Learn more for yourself at http://www.rqdev.org/
Portland Public Schools hired an excellent staffer in Fall of 2008 to address deep systemic disparities in workforce diversity, cultural competency, and lay the foundation for improving academic achievement of students of color. Kurt spoke to APANO’s general membership in June 2009. Here is the press release:
Superintendent names workforce diversity director
In announcing the hire of Kurt Jun, Superintendent Carole Smith said: “All of our employees must be able to build strong relationships with our students and families, no matter who they are or where they come from. Kurt is skilled and experienced in helping large, public organizations become more diverse and culturally competent, and I look forward to working with him to achieve those goals here at Portland Public Schools.”
Jun comes to PPS from Salem Hospital and Regional Health Services, where he directed its diversity program. In that role, he worked closely with the hospital’s human resources department to promote the hiring and retention of a more diverse workforce. He also built strong ties to the local community and served as a member of the Salem Human Rights Commission.
Previously, Jun managed diversity, affirmative action and civil rights compliance programs for the Oregon Department of Transportation. In these positions, he monitored agency compliance with federal civil rights provisions and worked with state, local and community partners to promote affirmative action and environmental justice on major transportation-related projects.
IRCO has officially launched a new $1.3 million dollar capital campaign for the IRCO Family Center. Continue reading
There has been an ongoing policy advocacy struggle in the Portland-Vancouver metro area over replacing the aging Interstate Bridge that crosses the Columbia River. I’m a resident who lives blocks from both the Interstate Freeway, and a mile from the river. The current plans are terrible, calling for an expansion to a 12 lane freeway, without quality mass-transit and other congestion tools.
A colleague at the Coalition for the Livable Future shared this Letter to the Editor:
Anna Griffin’s Saturday column dismisses the thousands of hours that citizens have dedicated to thoughtfully shaping the Columbia River Crossing by likening their work to keying a Hummer. Car keying is vandalism. Healthy civic debate is democracy.
“Try leaving a Prius brochure on the window instead” concludes Griffin. Many of us have been doing this very thing for over four years. Coalition for a Livable Future is calling for a Climate Smart CRC, one that will stabilize the amount we drive at or below today’s levels so that we can avoid consequences from global warming pollution. Smarter Bridge, a group of concerned citizens, has proposed another idea. Both are suggesting that we fix the problems in the crossing, while also recognizing that every investment we make with our limited resources must prepare us for a sustainable future. Unfortunately, no matter how you spin it, a twelve lane CRC is not a healthy choice for our region.

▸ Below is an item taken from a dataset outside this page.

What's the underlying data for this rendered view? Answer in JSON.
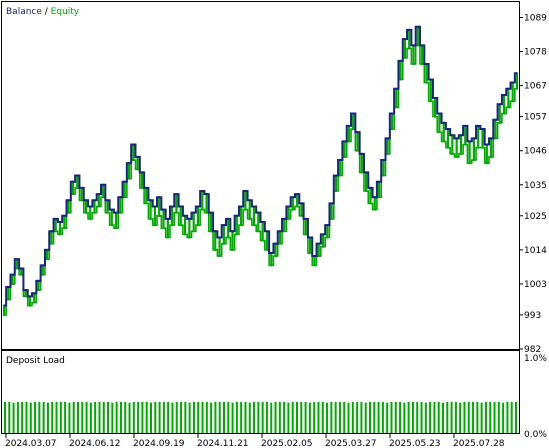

Coalition for a Livable Future
107 SE Washington, Ste. 239
Portland, OR 97214
Are you a CLF member? Join now and help connect people, organizations and issues for a sustainable and healthy Portland-Vancouver region.
I got an invite to be a “face in the crowd” for an upcoming DNC ad that is being filmed in Portland. I’m a Democratic Precinct Person in District 43. You can check out the script and storyboard in this brief 2 minute YouTube video. The text is quite UU, collectivist, but some nice, probably wise and fairly accurate placements of guns, security, and free market symbolism.

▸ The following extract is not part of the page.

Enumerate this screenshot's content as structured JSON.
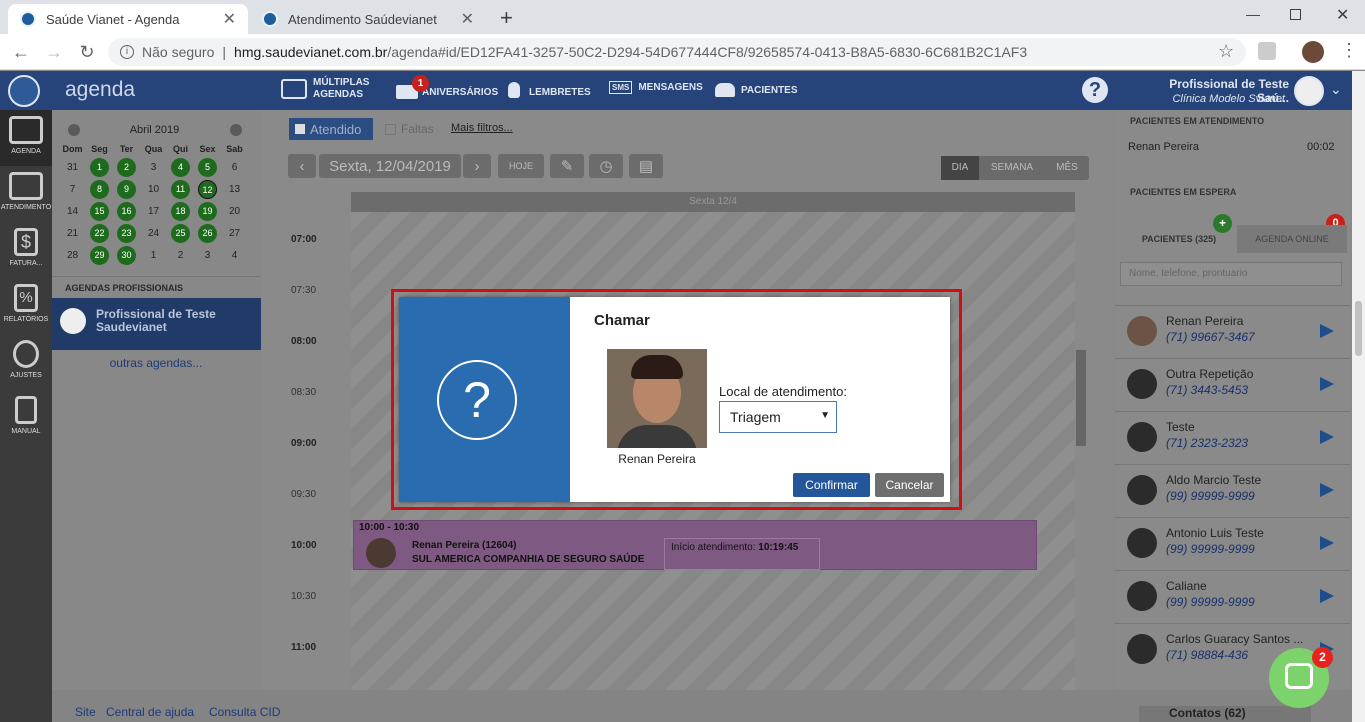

You too can be in the closing crowd scene: 2223 NE Oregon Ave on Sunday July 27 at 3:00 pm. Don’t wear white or horizontal line shirts.